  1. This blog is nice.Natraj Industries is a popular manufacturer in the corrugated packaging industry, not only in India, but also in many other countries. Natraj Industries is dealing in packaging machinery manufacturing since 1978.3 Layer / 5 Layer Corrugated Board Plant.

  2. Looks like you've got your first spammer. Congratulations! :P

    I envy your recycling options, as mentioned in a previous entry. We have a standard recycling "station" trailer -- one of those things that can be towed along by a truck, and is removed for emptying as needed -- right at the end of our street. It accepts the usual materials, except glass. This bothers me, because I usually prefer to buy "wet stuff," like beverages and sauces, in glass bottles. I reuse a lot of glass containers, and offer the rest on Freecycle, but they are rarely accepted. I end up throwing a lot of them away just to avoid a potentially dangerous clutter. :(

    Tony and I don't recycle as much as we'd like to. We haven't gotten properly organized for it yet.
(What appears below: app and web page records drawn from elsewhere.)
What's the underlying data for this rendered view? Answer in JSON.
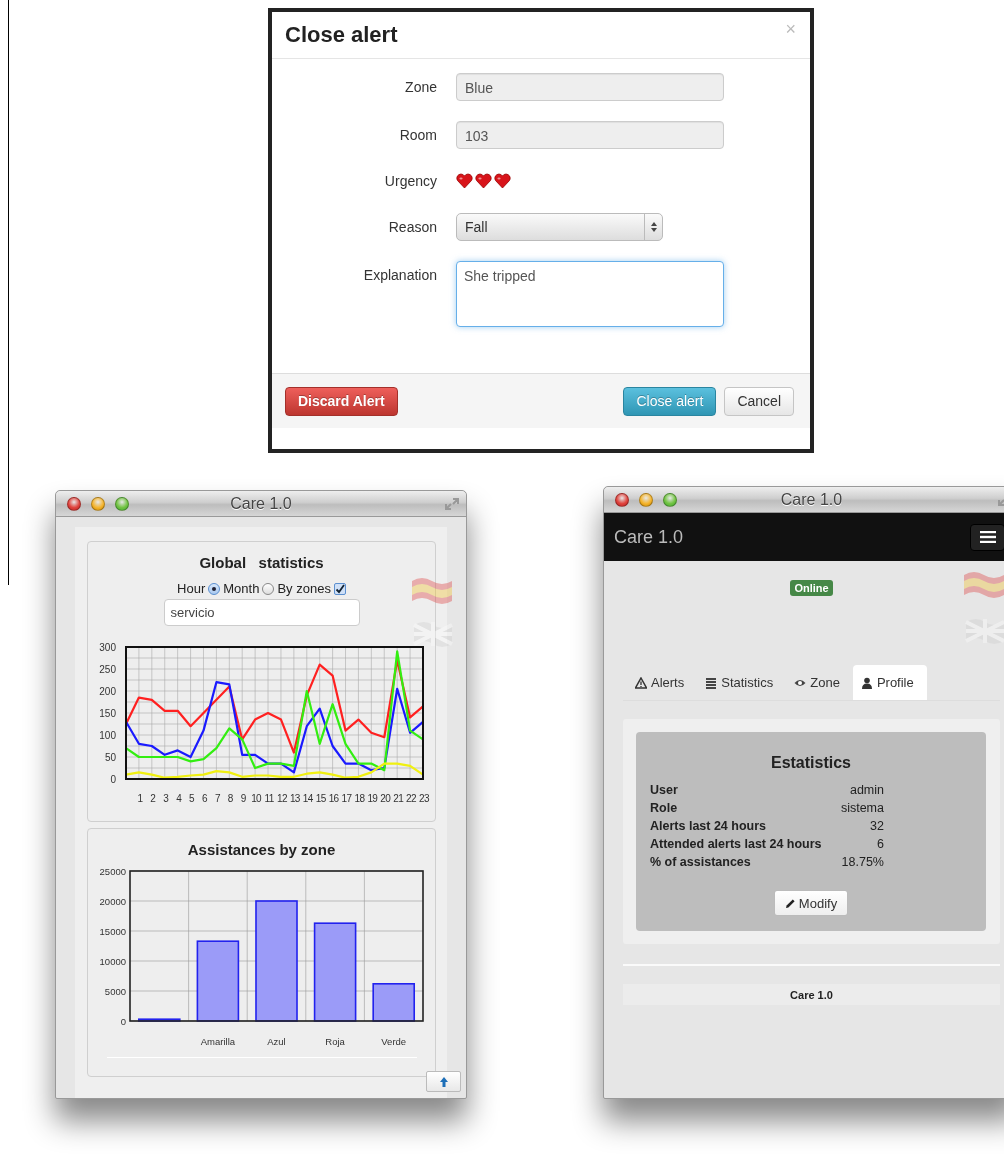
{
  "close_alert_dialog": {
    "title": "Close alert",
    "close": "×",
    "fields": [
      {
        "kind": "input",
        "label": "Zone",
        "value": "Blue"
      },
      {
        "kind": "input",
        "label": "Room",
        "value": "103"
      },
      {
        "kind": "hearts",
        "label": "Urgency",
        "stars": 3
      },
      {
        "kind": "select",
        "label": "Reason",
        "value": "Fall"
      },
      {
        "kind": "textarea",
        "label": "Explanation",
        "value": "She tripped",
        "focused": true
      }
    ],
    "buttons": [
      {
        "kind": "danger",
        "label": "Discard Alert"
      },
      {
        "kind": "primary",
        "label": "Close alert"
      },
      {
        "kind": "default",
        "label": "Cancel"
      }
    ]
  },
  "statistics_window": {
    "title": "Care 1.0",
    "card_title": "Global   statistics",
    "options": [
      {
        "kind": "radio",
        "label": "Hour",
        "selected": true
      },
      {
        "kind": "radio",
        "label": "Month",
        "selected": false
      },
      {
        "kind": "checkbox",
        "label": "By zones",
        "checked": true
      }
    ],
    "filter": {
      "value": "servicio"
    },
    "chart_data": {
      "type": "line",
      "grid": true,
      "x": [
        0,
        1,
        2,
        3,
        4,
        5,
        6,
        7,
        8,
        9,
        10,
        11,
        12,
        13,
        14,
        15,
        16,
        17,
        18,
        19,
        20,
        21,
        22,
        23
      ],
      "xlim": [
        0,
        23
      ],
      "ylim": [
        0,
        300
      ],
      "xticks": [
        1,
        2,
        3,
        4,
        5,
        6,
        7,
        8,
        9,
        10,
        11,
        12,
        13,
        14,
        15,
        16,
        17,
        18,
        19,
        20,
        21,
        22,
        23
      ],
      "yticks": [
        0,
        50,
        100,
        150,
        200,
        250,
        300
      ],
      "series": [
        {
          "color": "#ff2020",
          "values": [
            125,
            185,
            180,
            155,
            155,
            120,
            150,
            180,
            210,
            90,
            135,
            150,
            135,
            60,
            190,
            260,
            235,
            110,
            135,
            105,
            95,
            270,
            140,
            165
          ]
        },
        {
          "color": "#1a1aff",
          "values": [
            130,
            80,
            75,
            55,
            65,
            50,
            110,
            220,
            215,
            55,
            55,
            35,
            35,
            15,
            120,
            160,
            75,
            35,
            35,
            20,
            25,
            205,
            105,
            130
          ]
        },
        {
          "color": "#33ee11",
          "values": [
            70,
            50,
            50,
            50,
            50,
            40,
            45,
            70,
            115,
            90,
            25,
            35,
            35,
            30,
            200,
            80,
            170,
            80,
            35,
            35,
            20,
            290,
            110,
            90
          ]
        },
        {
          "color": "#f0f010",
          "values": [
            10,
            15,
            10,
            3,
            5,
            8,
            10,
            18,
            15,
            5,
            8,
            8,
            5,
            5,
            12,
            15,
            10,
            3,
            5,
            15,
            35,
            35,
            30,
            10
          ]
        }
      ]
    },
    "zones_chart": {
      "title": "Assistances by zone",
      "chart_data": {
        "type": "bar",
        "grid": true,
        "categories": [
          null,
          "Amarilla",
          "Azul",
          "Roja",
          "Verde"
        ],
        "values": [
          300,
          13300,
          20000,
          16300,
          6200
        ],
        "ylim": [
          0,
          25000
        ],
        "yticks": [
          0,
          5000,
          10000,
          15000,
          20000,
          25000
        ]
      }
    }
  },
  "profile_window": {
    "title": "Care 1.0",
    "brand": "Care 1.0",
    "status_badge": "Online",
    "tabs": [
      {
        "label": "Alerts",
        "selected": false
      },
      {
        "label": "Statistics",
        "selected": false
      },
      {
        "label": "Zone",
        "selected": false
      },
      {
        "label": "Profile",
        "selected": true
      }
    ],
    "card": {
      "title": "Estatistics",
      "rows": [
        {
          "label": "User",
          "value": "admin"
        },
        {
          "label": "Role",
          "value": "sistema"
        },
        {
          "label": "Alerts last 24 hours",
          "value": "32"
        },
        {
          "label": "Attended alerts last 24 hours",
          "value": "6"
        },
        {
          "label": "% of assistances",
          "value": "18.75%"
        }
      ],
      "button": "Modify"
    },
    "footer": "Care 1.0"
  }
}
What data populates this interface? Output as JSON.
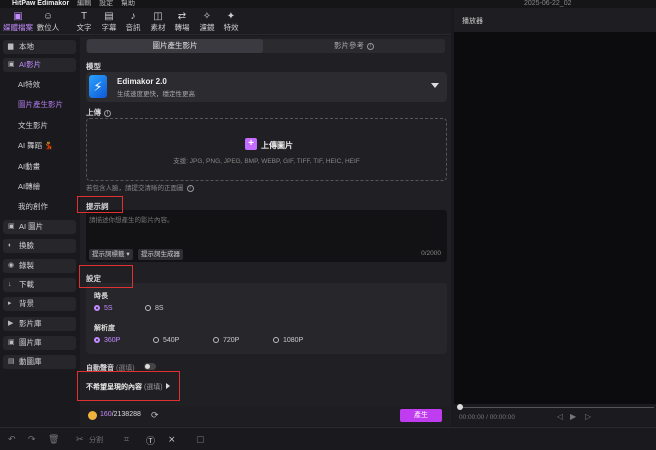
{
  "titlebar": {
    "app": "HitPaw Edimakor",
    "menu_edit": "編輯",
    "menu_settings": "設定",
    "menu_help": "幫助",
    "date": "2025-06-22_02"
  },
  "toolbar": {
    "items": [
      {
        "label": "媒體檔案",
        "icon": "media-icon",
        "active": true
      },
      {
        "label": "數位人",
        "icon": "avatar-icon"
      },
      {
        "label": "文字",
        "icon": "text-icon"
      },
      {
        "label": "字幕",
        "icon": "subtitle-icon"
      },
      {
        "label": "音訊",
        "icon": "audio-icon"
      },
      {
        "label": "素材",
        "icon": "assets-icon"
      },
      {
        "label": "轉場",
        "icon": "transition-icon"
      },
      {
        "label": "濾鏡",
        "icon": "filter-icon"
      },
      {
        "label": "特效",
        "icon": "effects-icon"
      }
    ]
  },
  "sidebar": {
    "local": "本地",
    "ai_video": "AI影片",
    "ai_sub": [
      "AI特效",
      "圖片產生影片",
      "文生影片",
      "AI 舞蹈 💃",
      "AI動畫",
      "AI轉繪",
      "我的創作"
    ],
    "ai_image": "AI 圖片",
    "face_swap": "換臉",
    "record": "錄製",
    "download": "下載",
    "background": "背景",
    "video_lib": "影片庫",
    "image_lib": "圖片庫",
    "gif_lib": "動圖庫"
  },
  "main": {
    "tab_active": "圖片產生影片",
    "tab_other": "影片參考",
    "model_label": "模型",
    "model_name": "Edimakor 2.0",
    "model_desc": "生成速度更快，穩定性更高",
    "upload_label": "上傳",
    "upload_btn": "上傳圖片",
    "upload_formats": "支援: JPG, PNG, JPEG, BMP, WEBP, GIF, TIFF, TIF, HEIC, HEIF",
    "upload_hint": "若包含人臉，請提交清晰的正面圖",
    "prompt_label": "提示詞",
    "prompt_placeholder": "請描述你想產生的影片內容。",
    "prompt_tag_btn": "提示詞標籤",
    "prompt_gen_btn": "提示詞生成器",
    "prompt_count": "0/2000",
    "settings_label": "設定",
    "duration_label": "時長",
    "duration_opts": [
      "5S",
      "8S"
    ],
    "resolution_label": "解析度",
    "resolution_opts": [
      "360P",
      "540P",
      "720P",
      "1080P"
    ],
    "auto_audio": "自動聲音",
    "auto_audio_opt": "(選填)",
    "negative_label": "不希望呈現的內容",
    "negative_opt": "(選填)",
    "credits_used": "160",
    "credits_total": "/2138288",
    "generate_btn": "產生"
  },
  "player": {
    "title": "播放器",
    "time": "00:00:00 / 00:00:00"
  },
  "bottom": {
    "split": "分割"
  }
}
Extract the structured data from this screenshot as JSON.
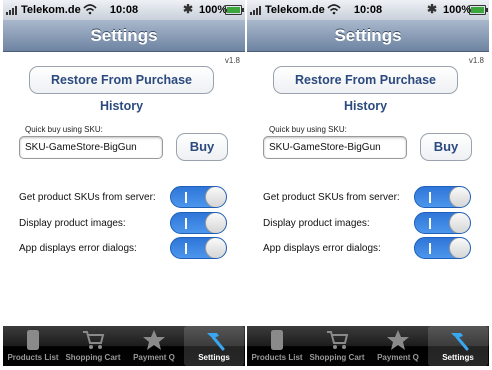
{
  "status_bar": {
    "carrier": "Telekom.de",
    "time": "10:08",
    "battery": "100%"
  },
  "nav": {
    "title": "Settings"
  },
  "version": "v1.8",
  "restore_button": "Restore From Purchase History",
  "quick_buy": {
    "label": "Quick buy using SKU:",
    "sku_value": "SKU-GameStore-BigGun",
    "buy_button": "Buy"
  },
  "settings": [
    {
      "label": "Get product SKUs from server:",
      "on": true
    },
    {
      "label": "Display product images:",
      "on": true
    },
    {
      "label": "App displays error dialogs:",
      "on": true
    }
  ],
  "tabs": [
    {
      "label": "Products List",
      "icon": "phone-icon"
    },
    {
      "label": "Shopping Cart",
      "icon": "cart-icon"
    },
    {
      "label": "Payment Q",
      "icon": "star-icon"
    },
    {
      "label": "Settings",
      "icon": "hammer-icon",
      "active": true
    }
  ],
  "colors": {
    "switch_on": "#3a86e3",
    "nav": "#6e84a2",
    "button_text": "#2c4a7e",
    "battery": "#3ca63c"
  }
}
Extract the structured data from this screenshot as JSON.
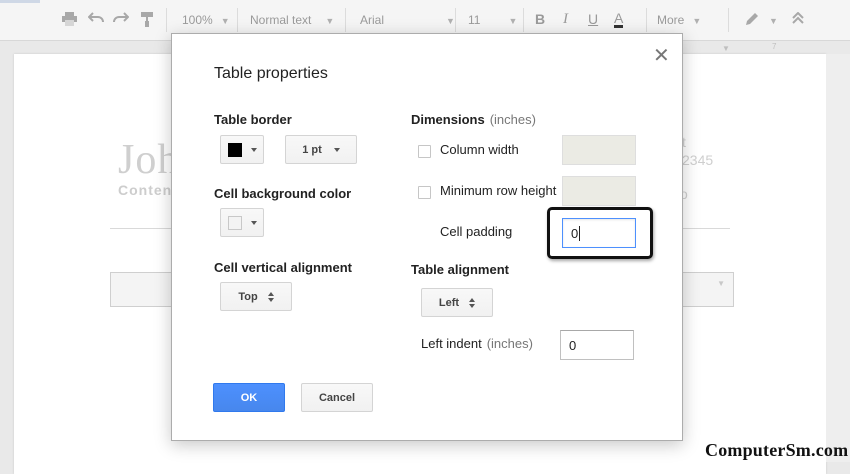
{
  "toolbar": {
    "zoom": "100%",
    "style": "Normal text",
    "font": "Arial",
    "size": "11",
    "more": "More",
    "bold": "B",
    "italic": "I",
    "underline": "U",
    "text_color": "A"
  },
  "background_doc": {
    "name_partial": "Joh",
    "sub_partial": "Conten",
    "right_line1": "t",
    "right_line2": "2345",
    "right_line3": "o"
  },
  "dialog": {
    "title": "Table properties",
    "close_glyph": "✕",
    "table_border": {
      "heading": "Table border",
      "color": "#000000",
      "width_value": "1 pt"
    },
    "cell_background": {
      "heading": "Cell background color",
      "color": "#f3f3f3"
    },
    "cell_vertical_alignment": {
      "heading": "Cell vertical alignment",
      "value": "Top"
    },
    "dimensions": {
      "heading": "Dimensions",
      "unit": "(inches)",
      "column_width_label": "Column width",
      "column_width_checked": false,
      "min_row_height_label": "Minimum row height",
      "min_row_height_checked": false,
      "cell_padding_label": "Cell padding",
      "cell_padding_value": "0"
    },
    "table_alignment": {
      "heading": "Table alignment",
      "value": "Left",
      "left_indent_label": "Left indent",
      "left_indent_unit": "(inches)",
      "left_indent_value": "0"
    },
    "ok_label": "OK",
    "cancel_label": "Cancel"
  },
  "colors": {
    "primary_button": "#4d90fe",
    "focus_border": "#4d90fe"
  },
  "watermark": "ComputerSm.com"
}
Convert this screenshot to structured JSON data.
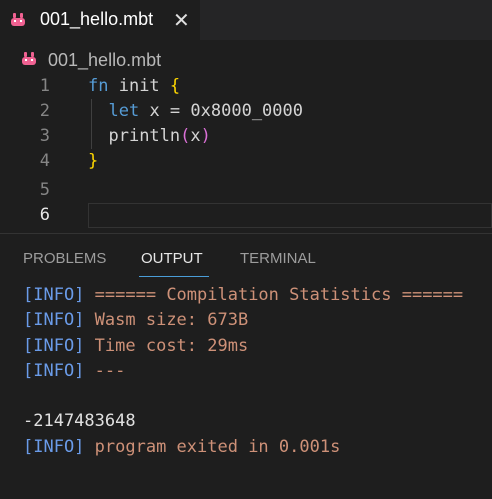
{
  "tab": {
    "label": "001_hello.mbt",
    "close": "✕"
  },
  "breadcrumb": {
    "label": "001_hello.mbt"
  },
  "editor": {
    "line_numbers": [
      "1",
      "2",
      "3",
      "4",
      "5",
      "6"
    ],
    "tokens": {
      "l1_kw": "fn",
      "l1_name": " init ",
      "l1_brace": "{",
      "l2_kw": "let",
      "l2_var": " x ",
      "l2_eq": "= ",
      "l2_num": "0x8000_0000",
      "l3_fn": "println",
      "l3_open": "(",
      "l3_arg": "x",
      "l3_close": ")",
      "l4_brace": "}"
    }
  },
  "panel": {
    "tabs": [
      "PROBLEMS",
      "OUTPUT",
      "TERMINAL"
    ],
    "active_tab": "OUTPUT"
  },
  "output": {
    "tag": "[INFO]",
    "lines": [
      "====== Compilation Statistics ======",
      "Wasm size: 673B",
      "Time cost: 29ms",
      "---"
    ],
    "result": "-2147483648",
    "exit_msg": "program exited in 0.001s"
  },
  "colors": {
    "accent": "#4a9dd8",
    "info_tag": "#6a9be8",
    "message": "#ce9178"
  },
  "icons": {
    "file_icon": "moonbit-rabbit-icon"
  }
}
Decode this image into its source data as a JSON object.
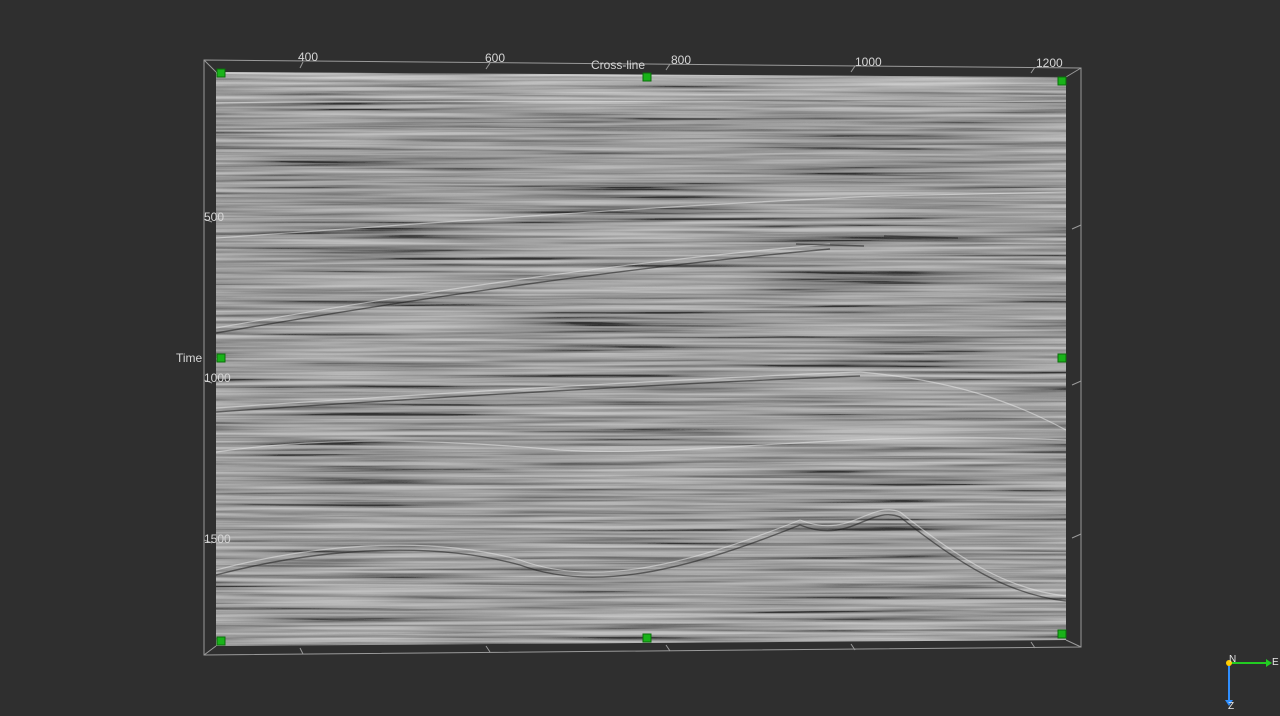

This will require some work in our kitchen, to make room for sorting bins. We intend to replace our old microwave cart with a larger utility shelf, and we hope to place the (small) recycling bins on it. Then we'll need something to help us efficiently and safely convey them outside to our vehicles. I'm thinking we'll use stackable bins, and a dolly to wheel them outside.

    I'm eager to find out how much we'll be able to reduce our household waste by recycling. I strongly suspect that we could take our waste down to zero, or close enough to it that we'll be able to cancel our trash collection service.

    1. You should save your glass, assuming you have the space, and take it to the London recycling center when you travel there. That is where we do all of our recycling. Its in a fairly convenient location, and I can give you directions if you're interested.

      Eventually I want to experiment with doing away with our trash pickup service as well. I believe that, if we put in the effort, we could reduce our waste down to an amount that could be saved and taken to the dump only very occasionally. The biggest challenge there would be in ensuring that the waste wasn't something that would attract pests or have a strong odor. Right now we average taking out 2 kitchen trash bags per week, and they are not usually full.